Understanding the basics of your prescription
It is very common (and perfectly normal!) for each eye to have different corrective needs. That is why your prescription has to specify which eye is in question. The left eye is identified as OS and the right eye as OD (from the Latin Oculus Sinister and Oculus Dexter).
Farsighted, nearsighted, or astigmatic?
The sphere (SPH) refers to the degree of power required for distance or reading glasses. This type of power is distributed evenly all over the lens, and the number will be accompanied by a plus or a minus sign to indicate, respectively, hyperopia (farsightedness) and myopia (nearsightedness). If your prescription needs to correct farsightedness in addition to nearsightedness, it will be marked as ADD, as in “add power”. Pretty straightforward, right?
The cylinder (CYL) refers to the power required to correct astigmatism. Different degrees of power will be assigned to different areas of the lens, along an AXIS. The number associated with the axis refers to the degree of rotation necessary to distribute power with precision.
What is pupillary distance?
The pupillary distance (PD) is the measured distance between pupils. This information is necessary to align the centre of your lenses with the centre of your eyes. If you’d like to learn more about pupillary distance, we’ve got a post for that!
What is prism correction?
Finally, some prescriptions include a power and base direction of a PRISM. To put it plainly, prism correction is used to help people with diplopia, also known as double vision. Diplopia occurs when a misalignment causes light to reach different parts of each retina, which causes the person to see double. This can be corrected by adding a prism to eyeglasses to redirect the light towards the right area of the retinas. The different prism directions are identified as follows: base up (BU), base down (BD), base in (BI) and base out (BO).
What is visual acuity?
Visual acuity (VA) refers to the sharpness and clarity of your vision – it is usually tested with the help of a classic eye chart (it’s called the Snellen chart!) displaying rows of increasingly small letters.
Ultimately, each prescription is unique, and you should always turn to a duly registered eye care professional for specific information regarding your own eye health.
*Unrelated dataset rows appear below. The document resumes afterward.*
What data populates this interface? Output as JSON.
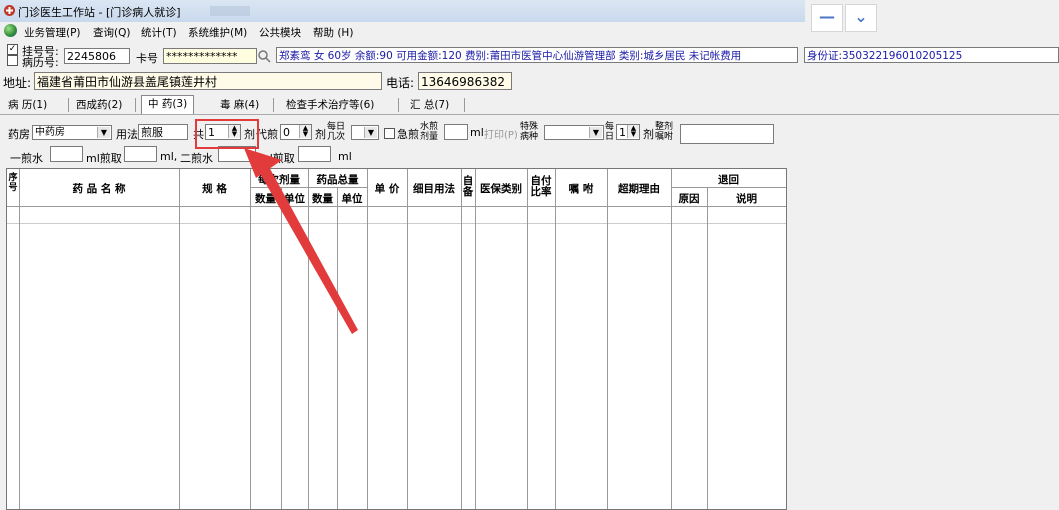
{
  "window": {
    "title": "门诊医生工作站 - [门诊病人就诊]"
  },
  "menu": [
    "业务管理(P)",
    "查询(Q)",
    "统计(T)",
    "系统维护(M)",
    "公共模块",
    "帮助 (H)"
  ],
  "win_buttons": {
    "minimize": "—",
    "dropdown": "⌄"
  },
  "patient": {
    "reg_label": "挂号号:",
    "record_label": "病历号:",
    "record_no": "2245806",
    "card_label": "卡号",
    "card_no": "*************",
    "info": "郑素鸾 女 60岁 余额:90 可用金额:120 费别:莆田市医管中心仙游管理部 类别:城乡居民 未记帐费用",
    "id_card": "身份证:350322196010205125",
    "addr_label": "地址:",
    "address": "福建省莆田市仙游县盖尾镇莲井村",
    "phone_label": "电话:",
    "phone": "13646986382"
  },
  "tabs": [
    "病 历(1)",
    "西成药(2)",
    "中 药(3)",
    "毒 麻(4)",
    "检查手术治疗等(6)",
    "汇 总(7)"
  ],
  "tcm": {
    "pharmacy_label": "药房",
    "pharmacy": "中药房",
    "usage_label": "用法",
    "usage": "煎服",
    "total_label": "共",
    "total": "1",
    "dose_unit": "剂",
    "decoct_label": "代煎",
    "decoct": "0",
    "dose_unit2": "剂",
    "per_day_label1": "每日",
    "per_day_label2": "几次",
    "urgent_label": "急煎",
    "water_label1": "水煎",
    "water_label2": "剂量",
    "ml": "ml",
    "print_label": "打印(P)",
    "special_label1": "特殊",
    "special_label2": "病种",
    "daily_label1": "每",
    "daily_label2": "日",
    "daily": "1",
    "dose_unit3": "剂",
    "advice_label1": "整剂",
    "advice_label2": "嘱咐",
    "first_water": "一煎水",
    "ml_take": "ml煎取",
    "ml_comma": "ml,",
    "second_water": "二煎水",
    "ml_take2": "ml煎取",
    "ml_end": "ml"
  },
  "grid": {
    "col_seq": "序号",
    "col_name": "药 品 名 称",
    "col_spec": "规  格",
    "col_dose": "每次剂量",
    "col_total": "药品总量",
    "qty": "数量",
    "unit": "单位",
    "qty2": "数量",
    "unit2": "单位",
    "col_price": "单 价",
    "col_usage": "细目用法",
    "col_self": "自备",
    "col_insurance": "医保类别",
    "col_ratio": "自付比率",
    "col_advice": "嘱 咐",
    "col_overdue": "超期理由",
    "col_return": "退回",
    "reason": "原因",
    "note": "说明"
  },
  "colors": {
    "highlight": "#e23b3b",
    "info_text": "#1a1aa6"
  }
}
We hope we were able to demystify some of the main elements of your prescription, and don't forget to book your next eye exam!